Narrator: The exposure of a single animal to a toxin was causing a whole range of diseases in almost every individual of the following generations. And because epigenetic effects have been observed in humans this may have implications for us, too.

Michael Skinner: What this means then is what your grandmother was exposed to when she was pregnant could cause a disease in you even though you had no exposure - and you're going to pass it on to your great-grandchildren.

Narrator: The work of these scientists is at last throwing a spotlight onto the mysterious hidden world of epigenetics. They appear to show that the lives of our ancestors have a capacity to affect us directly.

Jonathan Seckl: These results are provocative. Some find them difficult to accept. But it's quite clear now that a number of laboratories are finding similar findings in the various systems that they are interested in. So the phenomena are there.

Narrator: Epigenetics has the capacity to reach into every aspect of our lives, and links our past, present and future in previously unimagined ways.

Michael Skinner: I think this will be the next revolution in molecular biology. This really could be a paradigm shift we really did not expect. It could explain a lot of things.

Wolf Reik: There are many diseases - very common diseases such as Alzheimer's disease of the brain, diabetes - which are very difficult to explain currently genetically. Maybe a lot of these kind of very common diseases are actually caused by epigenetic switches.

Narrator: We are just at the beginning. There is much that is unknown. But what is clear is that it will change the way we think about ourselves forever.

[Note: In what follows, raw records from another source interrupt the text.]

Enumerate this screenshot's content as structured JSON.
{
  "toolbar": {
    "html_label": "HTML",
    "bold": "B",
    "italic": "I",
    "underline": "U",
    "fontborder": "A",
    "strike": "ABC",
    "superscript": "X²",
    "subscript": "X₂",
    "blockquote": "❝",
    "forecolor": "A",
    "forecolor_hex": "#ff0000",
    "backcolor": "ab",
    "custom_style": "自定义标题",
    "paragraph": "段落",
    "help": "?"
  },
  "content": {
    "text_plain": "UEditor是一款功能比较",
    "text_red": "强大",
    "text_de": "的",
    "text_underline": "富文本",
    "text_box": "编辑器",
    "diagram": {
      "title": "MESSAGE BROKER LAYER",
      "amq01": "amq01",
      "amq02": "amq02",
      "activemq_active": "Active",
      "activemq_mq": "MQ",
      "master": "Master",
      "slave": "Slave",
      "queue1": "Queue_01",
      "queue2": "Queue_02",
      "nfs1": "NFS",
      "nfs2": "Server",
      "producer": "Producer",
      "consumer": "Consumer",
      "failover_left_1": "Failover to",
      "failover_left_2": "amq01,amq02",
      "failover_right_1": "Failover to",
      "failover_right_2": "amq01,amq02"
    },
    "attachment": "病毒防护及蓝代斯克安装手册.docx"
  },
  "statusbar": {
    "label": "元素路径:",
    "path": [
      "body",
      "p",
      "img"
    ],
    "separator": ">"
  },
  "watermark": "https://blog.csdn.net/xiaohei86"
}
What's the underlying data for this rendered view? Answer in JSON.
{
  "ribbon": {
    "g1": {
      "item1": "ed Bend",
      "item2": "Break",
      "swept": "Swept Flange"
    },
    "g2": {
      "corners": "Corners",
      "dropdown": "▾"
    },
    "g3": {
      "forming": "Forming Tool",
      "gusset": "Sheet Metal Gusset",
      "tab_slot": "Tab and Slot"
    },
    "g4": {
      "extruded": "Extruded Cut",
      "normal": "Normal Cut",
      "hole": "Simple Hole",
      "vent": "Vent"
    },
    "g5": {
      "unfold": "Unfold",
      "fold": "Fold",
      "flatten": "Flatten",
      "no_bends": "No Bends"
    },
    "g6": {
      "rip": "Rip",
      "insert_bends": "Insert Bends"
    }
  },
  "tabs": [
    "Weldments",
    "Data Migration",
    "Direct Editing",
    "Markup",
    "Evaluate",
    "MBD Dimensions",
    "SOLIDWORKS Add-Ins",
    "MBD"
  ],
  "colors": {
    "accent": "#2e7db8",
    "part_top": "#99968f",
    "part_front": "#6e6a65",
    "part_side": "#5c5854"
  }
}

Marcus Pembrey: I've thought of nothing else, really, for the past five years. It is said the first time one had a photograph of the earth - you know, this sort of delicate thing sailing through the universe - it had a huge effect on the sort of "save the planet" type of feeling. I'm sure that's part of why the future generation thinks in a planetary way, because they've actually seen that picture, you know. And this might be the same. It may get to a point where they realize that you live your life as a sort of guardian of your genome. You've got to be careful of it because it's just not you. You can't be selfish because you can't say, "Well I'll smoke, or I'll do whatever it is, because I'm prepared to die early." You're also looking after it for your children and grandchildren.